In this world where no great options exist, then, I have at least stumbled across a simple "lifehack" option that seems to at least work pretty well; and that's merely to import your stories into the free online Google Docs, and then access the files later on the go through their mobile portal.

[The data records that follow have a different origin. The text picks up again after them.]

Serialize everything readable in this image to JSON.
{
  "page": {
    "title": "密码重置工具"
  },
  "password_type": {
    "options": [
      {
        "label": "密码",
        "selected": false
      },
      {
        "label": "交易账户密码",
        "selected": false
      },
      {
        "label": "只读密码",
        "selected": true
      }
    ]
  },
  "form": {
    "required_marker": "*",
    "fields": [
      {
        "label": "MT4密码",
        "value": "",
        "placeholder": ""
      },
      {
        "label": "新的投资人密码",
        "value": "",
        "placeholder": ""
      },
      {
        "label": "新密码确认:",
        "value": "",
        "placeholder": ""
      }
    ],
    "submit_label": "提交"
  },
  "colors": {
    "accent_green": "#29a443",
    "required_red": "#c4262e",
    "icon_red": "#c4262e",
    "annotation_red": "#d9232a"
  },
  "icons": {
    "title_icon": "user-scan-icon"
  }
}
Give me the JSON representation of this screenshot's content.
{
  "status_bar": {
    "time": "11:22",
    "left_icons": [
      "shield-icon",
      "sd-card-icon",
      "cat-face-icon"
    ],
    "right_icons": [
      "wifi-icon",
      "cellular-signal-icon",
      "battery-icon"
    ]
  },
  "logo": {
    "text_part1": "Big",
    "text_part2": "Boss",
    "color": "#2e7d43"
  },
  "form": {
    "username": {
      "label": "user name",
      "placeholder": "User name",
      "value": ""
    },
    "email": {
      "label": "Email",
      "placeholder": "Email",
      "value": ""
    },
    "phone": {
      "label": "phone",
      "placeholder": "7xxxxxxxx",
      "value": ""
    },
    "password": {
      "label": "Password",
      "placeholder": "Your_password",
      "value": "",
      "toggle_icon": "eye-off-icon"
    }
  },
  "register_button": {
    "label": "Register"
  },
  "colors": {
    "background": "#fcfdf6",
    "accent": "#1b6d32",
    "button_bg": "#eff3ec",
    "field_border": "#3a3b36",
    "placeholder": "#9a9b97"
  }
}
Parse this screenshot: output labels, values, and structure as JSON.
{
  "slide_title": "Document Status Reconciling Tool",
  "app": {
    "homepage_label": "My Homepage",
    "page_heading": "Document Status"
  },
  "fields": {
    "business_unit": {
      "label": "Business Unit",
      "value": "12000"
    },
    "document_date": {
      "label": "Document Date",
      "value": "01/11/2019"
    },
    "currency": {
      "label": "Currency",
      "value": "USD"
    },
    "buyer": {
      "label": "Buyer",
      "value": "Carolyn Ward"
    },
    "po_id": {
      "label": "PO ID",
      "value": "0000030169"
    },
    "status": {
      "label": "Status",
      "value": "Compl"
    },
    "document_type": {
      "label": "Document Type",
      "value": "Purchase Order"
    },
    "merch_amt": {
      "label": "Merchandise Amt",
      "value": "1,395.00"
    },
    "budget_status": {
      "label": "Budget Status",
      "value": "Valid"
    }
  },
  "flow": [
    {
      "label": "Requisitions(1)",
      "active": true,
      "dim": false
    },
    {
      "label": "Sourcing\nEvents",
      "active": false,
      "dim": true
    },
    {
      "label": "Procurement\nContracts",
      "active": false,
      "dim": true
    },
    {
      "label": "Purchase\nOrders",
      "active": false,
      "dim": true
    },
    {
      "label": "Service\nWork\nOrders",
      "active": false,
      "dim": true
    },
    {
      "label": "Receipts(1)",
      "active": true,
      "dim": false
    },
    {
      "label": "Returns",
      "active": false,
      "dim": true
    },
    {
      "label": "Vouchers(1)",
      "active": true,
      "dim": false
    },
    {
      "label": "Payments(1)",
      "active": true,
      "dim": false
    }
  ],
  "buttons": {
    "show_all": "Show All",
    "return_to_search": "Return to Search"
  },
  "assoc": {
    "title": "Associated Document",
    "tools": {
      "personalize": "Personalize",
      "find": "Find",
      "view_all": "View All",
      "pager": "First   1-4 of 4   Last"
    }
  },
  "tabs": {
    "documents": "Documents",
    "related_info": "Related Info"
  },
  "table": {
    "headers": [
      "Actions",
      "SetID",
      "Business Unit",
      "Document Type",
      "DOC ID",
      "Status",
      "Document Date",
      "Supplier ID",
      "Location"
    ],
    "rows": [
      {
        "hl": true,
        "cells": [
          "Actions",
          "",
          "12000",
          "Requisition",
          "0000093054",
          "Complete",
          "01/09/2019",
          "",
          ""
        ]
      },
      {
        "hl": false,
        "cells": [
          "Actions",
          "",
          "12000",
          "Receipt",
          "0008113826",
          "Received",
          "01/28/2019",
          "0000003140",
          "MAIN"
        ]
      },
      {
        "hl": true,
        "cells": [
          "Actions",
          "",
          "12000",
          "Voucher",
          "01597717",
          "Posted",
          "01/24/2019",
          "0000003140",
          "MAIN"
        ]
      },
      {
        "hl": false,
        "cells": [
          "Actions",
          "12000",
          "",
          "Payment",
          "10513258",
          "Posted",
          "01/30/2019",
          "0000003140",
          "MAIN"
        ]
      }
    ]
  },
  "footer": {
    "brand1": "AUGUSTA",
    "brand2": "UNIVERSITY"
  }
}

For those who don't know, in fact, such online "web applications" are becoming more and more popular and powerful with each passing month, and with more and more of the tech world focused on creating such software, instead of the traditional stand-alone kind you buy on CD and install on your home PC; Google in particular has very quietly gotten extremely good at webapp development, something I'm surprised they don't talk about more in public (but then again, the reasons for most things done at Google are baffling to me).

As always, the team at Google have set things up smartly with their suite of Docs apps (including free simple online replacements for Microsoft's Word, Excel and Powerpoint) -- basically, they have invented a way so that you can fully edit your files when working on them through a computer, but only receive ultra-simple read-only versions when accessing them through a cellphone or PDA. In effect, then, it turns your files into perfectly-formatted eBooks for your mobile device, with Google doing the hard work of formatting the text and margins to the dimensions of your mobile screen, instead of having to rely on clunky proprietary eBook software that doesn't even work half the time. Plus, under this option you're not saddled with the exclusivity of a place like Amazon, where if the content isn't Amazon-approved then it won't open at all; since Google Docs is essentially a word processor when you're using the full version, you can pretty much include anything that counts as text, no matter whether or not Google has set up a special corporate partnership with the people behind that text.

Anyway, it's just a little trick that's been working well for me lately, considering that the vast majority of non-novels I read anymore in my life are accessed through purely electronic means; you will of course need an account at Google to try it out yourself, although as always an account at Google is free.

Filed by Jason Pettus at 10:11 AM, March 17, 2008. Filed under: Design | Literature | Literature:Fiction | Literature:Nonfiction | Profiles |